Sexual Assault on College Campuses: A look one year later
At this time of year many parents are sending children off to college. Last year, The Levine Law Firm blog discussed the troubling issues of binge drinking and sexual assaults on college campuses, and the relationship between the two. In this blog, your Denver personal injury attorney takes a look at the intervening time period and what progress, if any, has been made with respect to these concerns.
Students who became victims of sexual assault on college campuses overwhelmingly complained that: (1) the alleged attacker is allowed to remain in classes and in the same living space with the victim; (2) the review process is very slow; and (3) the resulting punishment, if there is one, is extremely minor and not an effective deterrent. Widespread accusations and lawsuits alleging these problems prompted investigations of dozens of colleges and graduate schools by the Education Department’s Office of Civil Rights for possible violations of Title IX. (Title XI prohibits gender discrimination in education.)
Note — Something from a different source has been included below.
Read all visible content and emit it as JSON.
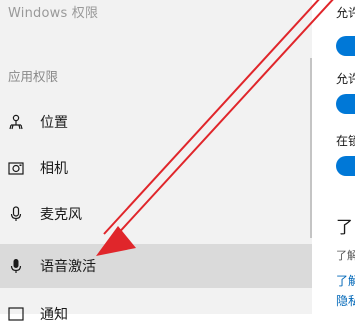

Your Denver personal injury attorney finds that the investigations and public scrutiny pursuant to them have resulted in changes in some campus’ cultures. Bystander education programs encourage friends and even just observers to intervene between a female student who has been drinking and a male student who appears to be interested in her sexually. Alcohol blurs the line between true consent and taking advantage of someone, so more students are following a “clear consent” rule where they do not “hook up” with someone if one of them has been drinking. Some schools have online courses and programs during orientations that educate students about healthy relationships and how alcohol affects consent to sexual encounters. A hesitancy to engage someone who may regret their actions when sober, and an insistence on true consent when and if two students do “hook up” are both positive steps toward eliminating sexual assaults on college campuses.
Another indication of positive change is students’ awareness of how their actions can be perceived. Male students report being worried about disciplinary proceedings for actions they did not intend to be predatory; they have plans for graduate school and careers that they do not want to be tarnished by an assault charge due to a misperception or misjudgment on their part. Your Denver personal injury attorney emphasizes that the “no alcohol” rule and need for clear consent is paramount. When a girl is flirting with them and appears to be interested in them, they want to be sure their advances are welcome. Sometimes, that means waiting until both are sober.
Of course, college students are still drinking and still hooking up, and sexual assaults are still taking place on college campuses–not all of which are associated with drinking and partying. But at least the current investigations and public outcry have created a new awareness among students, and a new willingness to speak out against sexual harassment and assault. If you or a loved one have been the victim of sexual assault, contact Jordan Levine at The Levine Law Firm.